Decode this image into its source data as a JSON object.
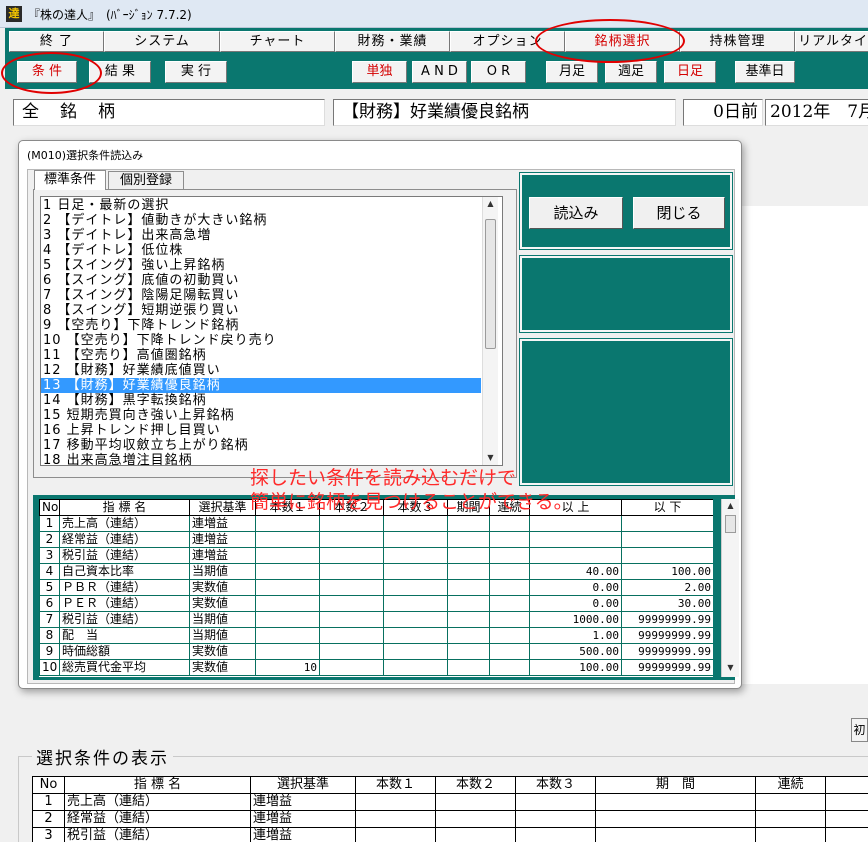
{
  "window": {
    "icon_text": "達",
    "title": "『株の達人』　(ﾊﾞｰｼﾞｮﾝ 7.7.2)"
  },
  "nav": [
    "終 了",
    "システム",
    "チャート",
    "財務・業績",
    "オプション",
    "銘柄選択",
    "持株管理",
    "リアルタイム"
  ],
  "toolbar": {
    "condition": "条 件",
    "result": "結 果",
    "run": "実 行",
    "single": "単独",
    "and": "A N D",
    "or": "O R",
    "monthly": "月足",
    "weekly": "週足",
    "daily": "日足",
    "base_date": "基準日"
  },
  "header": {
    "scope": "全　銘　柄",
    "screen_name": "【財務】好業績優良銘柄",
    "days_ago": "0日前",
    "date": "2012年　7月"
  },
  "bg_button": "初",
  "selection_display": {
    "title": "選択条件の表示",
    "headers": [
      "No",
      "指 標 名",
      "選択基準",
      "本数１",
      "本数２",
      "本数３",
      "期　間",
      "連続"
    ],
    "rows": [
      [
        "1",
        "売上高（連結）",
        "連増益",
        "",
        "",
        "",
        "",
        ""
      ],
      [
        "2",
        "経常益（連結）",
        "連増益",
        "",
        "",
        "",
        "",
        ""
      ],
      [
        "3",
        "税引益（連結）",
        "連増益",
        "",
        "",
        "",
        "",
        ""
      ]
    ]
  },
  "dialog": {
    "title": "(M010)選択条件読込み",
    "tabs": [
      "標準条件",
      "個別登録"
    ],
    "load_button": "読込み",
    "close_button": "閉じる",
    "list": [
      "1 日足・最新の選択",
      "2 【デイトレ】値動きが大きい銘柄",
      "3 【デイトレ】出来高急増",
      "4 【デイトレ】低位株",
      "5 【スイング】強い上昇銘柄",
      "6 【スイング】底値の初動買い",
      "7 【スイング】陰陽足陽転買い",
      "8 【スイング】短期逆張り買い",
      "9 【空売り】下降トレンド銘柄",
      "10 【空売り】下降トレンド戻り売り",
      "11 【空売り】高値圏銘柄",
      "12 【財務】好業績底値買い",
      "13 【財務】好業績優良銘柄",
      "14 【財務】黒字転換銘柄",
      "15 短期売買向き強い上昇銘柄",
      "16 上昇トレンド押し目買い",
      "17 移動平均収斂立ち上がり銘柄",
      "18 出来高急増注目銘柄"
    ],
    "selected_index": 12,
    "grid_headers": [
      "No",
      "指 標 名",
      "選択基準",
      "本数１",
      "本数２",
      "本数３",
      "期間",
      "連続",
      "以 上",
      "以 下"
    ],
    "grid_rows": [
      [
        "1",
        "売上高（連結）",
        "連増益",
        "",
        "",
        "",
        "",
        "",
        "",
        ""
      ],
      [
        "2",
        "経常益（連結）",
        "連増益",
        "",
        "",
        "",
        "",
        "",
        "",
        ""
      ],
      [
        "3",
        "税引益（連結）",
        "連増益",
        "",
        "",
        "",
        "",
        "",
        "",
        ""
      ],
      [
        "4",
        "自己資本比率",
        "当期値",
        "",
        "",
        "",
        "",
        "",
        "40.00",
        "100.00"
      ],
      [
        "5",
        "ＰＢＲ（連結）",
        "実数値",
        "",
        "",
        "",
        "",
        "",
        "0.00",
        "2.00"
      ],
      [
        "6",
        "ＰＥＲ（連結）",
        "実数値",
        "",
        "",
        "",
        "",
        "",
        "0.00",
        "30.00"
      ],
      [
        "7",
        "税引益（連結）",
        "当期値",
        "",
        "",
        "",
        "",
        "",
        "1000.00",
        "99999999.99"
      ],
      [
        "8",
        "配　当",
        "当期値",
        "",
        "",
        "",
        "",
        "",
        "1.00",
        "99999999.99"
      ],
      [
        "9",
        "時価総額",
        "実数値",
        "",
        "",
        "",
        "",
        "",
        "500.00",
        "99999999.99"
      ],
      [
        "10",
        "総売買代金平均",
        "実数値",
        "10",
        "",
        "",
        "",
        "",
        "100.00",
        "99999999.99"
      ]
    ]
  },
  "annotation": {
    "line1": "探したい条件を読み込むだけで",
    "line2": "簡単に銘柄を見つけることができる。"
  },
  "accent": {
    "teal": "#0a776f",
    "selection": "#3399ff",
    "highlight_red": "#e00000"
  }
}
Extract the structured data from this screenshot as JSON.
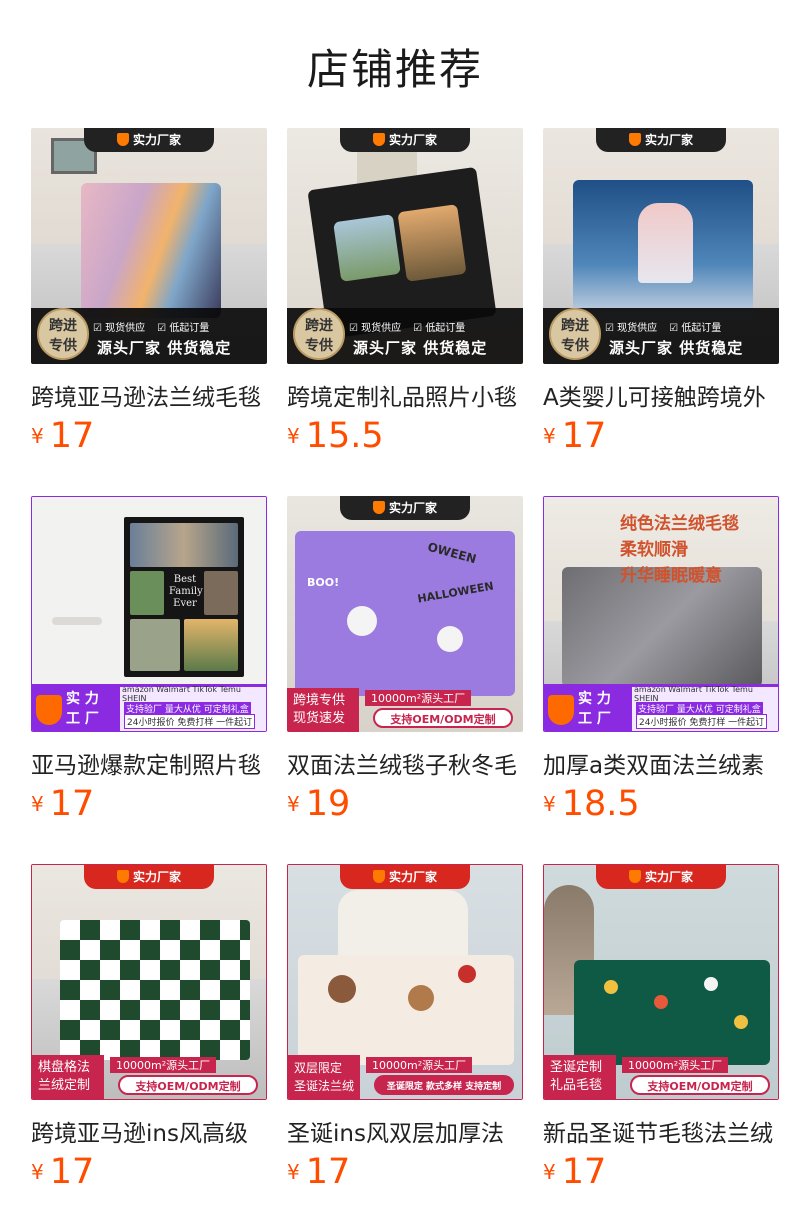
{
  "page": {
    "title": "店铺推荐"
  },
  "products": [
    {
      "name": "跨境亚马逊法兰绒毛毯",
      "currency": "¥",
      "price": "17",
      "image": {
        "ribbon": "实力厂家",
        "badge_lines": [
          "跨进",
          "专供"
        ],
        "checks": [
          "现货供应",
          "低起订量"
        ],
        "slogan": "源头厂家 供货稳定"
      }
    },
    {
      "name": "跨境定制礼品照片小毯",
      "currency": "¥",
      "price": "15.5",
      "image": {
        "ribbon": "实力厂家",
        "badge_lines": [
          "跨进",
          "专供"
        ],
        "checks": [
          "现货供应",
          "低起订量"
        ],
        "slogan": "源头厂家 供货稳定"
      }
    },
    {
      "name": "A类婴儿可接触跨境外",
      "currency": "¥",
      "price": "17",
      "image": {
        "ribbon": "实力厂家",
        "badge_lines": [
          "跨进",
          "专供"
        ],
        "checks": [
          "现货供应",
          "低起订量"
        ],
        "slogan": "源头厂家 供货稳定"
      }
    },
    {
      "name": "亚马逊爆款定制照片毯",
      "currency": "¥",
      "price": "17",
      "image": {
        "photo_text": [
          "Best",
          "Family",
          "Ever"
        ],
        "tag_lines": [
          "实 力",
          "工 厂"
        ],
        "brands": "amazon Walmart TikTok Temu SHEIN",
        "line1": "支持验厂 量大从优 可定制礼盒",
        "line2": "24小时报价 免费打样 一件起订"
      }
    },
    {
      "name": "双面法兰绒毯子秋冬毛",
      "currency": "¥",
      "price": "19",
      "image": {
        "ribbon": "实力厂家",
        "print_words": [
          "HALLOWEEN",
          "BOO!",
          "OWEEN"
        ],
        "left_lines": [
          "跨境专供",
          "现货速发"
        ],
        "top_line": "10000m²源头工厂",
        "button": "支持OEM/ODM定制"
      }
    },
    {
      "name": "加厚a类双面法兰绒素",
      "currency": "¥",
      "price": "18.5",
      "image": {
        "headline": [
          "纯色法兰绒毛毯",
          "柔软顺滑",
          "升华睡眠暖意"
        ],
        "tag_lines": [
          "实 力",
          "工 厂"
        ],
        "brands": "amazon Walmart TikTok Temu SHEIN",
        "line1": "支持验厂 量大从优 可定制礼盒",
        "line2": "24小时报价 免费打样 一件起订"
      }
    },
    {
      "name": "跨境亚马逊ins风高级",
      "currency": "¥",
      "price": "17",
      "image": {
        "ribbon": "实力厂家",
        "left_lines": [
          "棋盘格法",
          "兰绒定制"
        ],
        "top_line": "10000m²源头工厂",
        "button": "支持OEM/ODM定制"
      }
    },
    {
      "name": "圣诞ins风双层加厚法",
      "currency": "¥",
      "price": "17",
      "image": {
        "ribbon": "实力厂家",
        "left_lines": [
          "双层限定",
          "圣诞法兰绒"
        ],
        "top_line": "10000m²源头工厂",
        "button": "圣诞限定 款式多样 支持定制"
      }
    },
    {
      "name": "新品圣诞节毛毯法兰绒",
      "currency": "¥",
      "price": "17",
      "image": {
        "ribbon": "实力厂家",
        "left_lines": [
          "圣诞定制",
          "礼品毛毯"
        ],
        "top_line": "10000m²源头工厂",
        "button": "支持OEM/ODM定制"
      }
    }
  ]
}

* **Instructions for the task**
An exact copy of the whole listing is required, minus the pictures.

* **Task solution**
Decode this image into its source data as a JSON object.
{
  "window": {
    "icon_text": "達",
    "title": "『株の達人』　(ﾊﾞｰｼﾞｮﾝ 7.7.2)"
  },
  "nav": [
    "終 了",
    "システム",
    "チャート",
    "財務・業績",
    "オプション",
    "銘柄選択",
    "持株管理",
    "リアルタイム"
  ],
  "toolbar": {
    "condition": "条 件",
    "result": "結 果",
    "run": "実 行",
    "single": "単独",
    "and": "A N D",
    "or": "O R",
    "monthly": "月足",
    "weekly": "週足",
    "daily": "日足",
    "base_date": "基準日"
  },
  "header": {
    "scope": "全　銘　柄",
    "screen_name": "【財務】好業績優良銘柄",
    "days_ago": "0日前",
    "date": "2012年　7月"
  },
  "bg_button": "初",
  "selection_display": {
    "title": "選択条件の表示",
    "headers": [
      "No",
      "指 標 名",
      "選択基準",
      "本数１",
      "本数２",
      "本数３",
      "期　間",
      "連続"
    ],
    "rows": [
      [
        "1",
        "売上高（連結）",
        "連増益",
        "",
        "",
        "",
        "",
        ""
      ],
      [
        "2",
        "経常益（連結）",
        "連増益",
        "",
        "",
        "",
        "",
        ""
      ],
      [
        "3",
        "税引益（連結）",
        "連増益",
        "",
        "",
        "",
        "",
        ""
      ]
    ]
  },
  "dialog": {
    "title": "(M010)選択条件読込み",
    "tabs": [
      "標準条件",
      "個別登録"
    ],
    "load_button": "読込み",
    "close_button": "閉じる",
    "list": [
      "1 日足・最新の選択",
      "2 【デイトレ】値動きが大きい銘柄",
      "3 【デイトレ】出来高急増",
      "4 【デイトレ】低位株",
      "5 【スイング】強い上昇銘柄",
      "6 【スイング】底値の初動買い",
      "7 【スイング】陰陽足陽転買い",
      "8 【スイング】短期逆張り買い",
      "9 【空売り】下降トレンド銘柄",
      "10 【空売り】下降トレンド戻り売り",
      "11 【空売り】高値圏銘柄",
      "12 【財務】好業績底値買い",
      "13 【財務】好業績優良銘柄",
      "14 【財務】黒字転換銘柄",
      "15 短期売買向き強い上昇銘柄",
      "16 上昇トレンド押し目買い",
      "17 移動平均収斂立ち上がり銘柄",
      "18 出来高急増注目銘柄"
    ],
    "selected_index": 12,
    "grid_headers": [
      "No",
      "指 標 名",
      "選択基準",
      "本数１",
      "本数２",
      "本数３",
      "期間",
      "連続",
      "以 上",
      "以 下"
    ],
    "grid_rows": [
      [
        "1",
        "売上高（連結）",
        "連増益",
        "",
        "",
        "",
        "",
        "",
        "",
        ""
      ],
      [
        "2",
        "経常益（連結）",
        "連増益",
        "",
        "",
        "",
        "",
        "",
        "",
        ""
      ],
      [
        "3",
        "税引益（連結）",
        "連増益",
        "",
        "",
        "",
        "",
        "",
        "",
        ""
      ],
      [
        "4",
        "自己資本比率",
        "当期値",
        "",
        "",
        "",
        "",
        "",
        "40.00",
        "100.00"
      ],
      [
        "5",
        "ＰＢＲ（連結）",
        "実数値",
        "",
        "",
        "",
        "",
        "",
        "0.00",
        "2.00"
      ],
      [
        "6",
        "ＰＥＲ（連結）",
        "実数値",
        "",
        "",
        "",
        "",
        "",
        "0.00",
        "30.00"
      ],
      [
        "7",
        "税引益（連結）",
        "当期値",
        "",
        "",
        "",
        "",
        "",
        "1000.00",
        "99999999.99"
      ],
      [
        "8",
        "配　当",
        "当期値",
        "",
        "",
        "",
        "",
        "",
        "1.00",
        "99999999.99"
      ],
      [
        "9",
        "時価総額",
        "実数値",
        "",
        "",
        "",
        "",
        "",
        "500.00",
        "99999999.99"
      ],
      [
        "10",
        "総売買代金平均",
        "実数値",
        "10",
        "",
        "",
        "",
        "",
        "100.00",
        "99999999.99"
      ]
    ]
  },
  "annotation": {
    "line1": "探したい条件を読み込むだけで",
    "line2": "簡単に銘柄を見つけることができる。"
  },
  "accent": {
    "teal": "#0a776f",
    "selection": "#3399ff",
    "highlight_red": "#e00000"
  }
}
Extract the structured data from this screenshot as JSON.
{
  "page": {
    "title": "店铺推荐"
  },
  "products": [
    {
      "name": "跨境亚马逊法兰绒毛毯",
      "currency": "¥",
      "price": "17",
      "image": {
        "ribbon": "实力厂家",
        "badge_lines": [
          "跨进",
          "专供"
        ],
        "checks": [
          "现货供应",
          "低起订量"
        ],
        "slogan": "源头厂家 供货稳定"
      }
    },
    {
      "name": "跨境定制礼品照片小毯",
      "currency": "¥",
      "price": "15.5",
      "image": {
        "ribbon": "实力厂家",
        "badge_lines": [
          "跨进",
          "专供"
        ],
        "checks": [
          "现货供应",
          "低起订量"
        ],
        "slogan": "源头厂家 供货稳定"
      }
    },
    {
      "name": "A类婴儿可接触跨境外",
      "currency": "¥",
      "price": "17",
      "image": {
        "ribbon": "实力厂家",
        "badge_lines": [
          "跨进",
          "专供"
        ],
        "checks": [
          "现货供应",
          "低起订量"
        ],
        "slogan": "源头厂家 供货稳定"
      }
    },
    {
      "name": "亚马逊爆款定制照片毯",
      "currency": "¥",
      "price": "17",
      "image": {
        "photo_text": [
          "Best",
          "Family",
          "Ever"
        ],
        "tag_lines": [
          "实 力",
          "工 厂"
        ],
        "brands": "amazon Walmart TikTok Temu SHEIN",
        "line1": "支持验厂 量大从优 可定制礼盒",
        "line2": "24小时报价 免费打样 一件起订"
      }
    },
    {
      "name": "双面法兰绒毯子秋冬毛",
      "currency": "¥",
      "price": "19",
      "image": {
        "ribbon": "实力厂家",
        "print_words": [
          "HALLOWEEN",
          "BOO!",
          "OWEEN"
        ],
        "left_lines": [
          "跨境专供",
          "现货速发"
        ],
        "top_line": "10000m²源头工厂",
        "button": "支持OEM/ODM定制"
      }
    },
    {
      "name": "加厚a类双面法兰绒素",
      "currency": "¥",
      "price": "18.5",
      "image": {
        "headline": [
          "纯色法兰绒毛毯",
          "柔软顺滑",
          "升华睡眠暖意"
        ],
        "tag_lines": [
          "实 力",
          "工 厂"
        ],
        "brands": "amazon Walmart TikTok Temu SHEIN",
        "line1": "支持验厂 量大从优 可定制礼盒",
        "line2": "24小时报价 免费打样 一件起订"
      }
    },
    {
      "name": "跨境亚马逊ins风高级",
      "currency": "¥",
      "price": "17",
      "image": {
        "ribbon": "实力厂家",
        "left_lines": [
          "棋盘格法",
          "兰绒定制"
        ],
        "top_line": "10000m²源头工厂",
        "button": "支持OEM/ODM定制"
      }
    },
    {
      "name": "圣诞ins风双层加厚法",
      "currency": "¥",
      "price": "17",
      "image": {
        "ribbon": "实力厂家",
        "left_lines": [
          "双层限定",
          "圣诞法兰绒"
        ],
        "top_line": "10000m²源头工厂",
        "button": "圣诞限定 款式多样 支持定制"
      }
    },
    {
      "name": "新品圣诞节毛毯法兰绒",
      "currency": "¥",
      "price": "17",
      "image": {
        "ribbon": "实力厂家",
        "left_lines": [
          "圣诞定制",
          "礼品毛毯"
        ],
        "top_line": "10000m²源头工厂",
        "button": "支持OEM/ODM定制"
      }
    }
  ]
}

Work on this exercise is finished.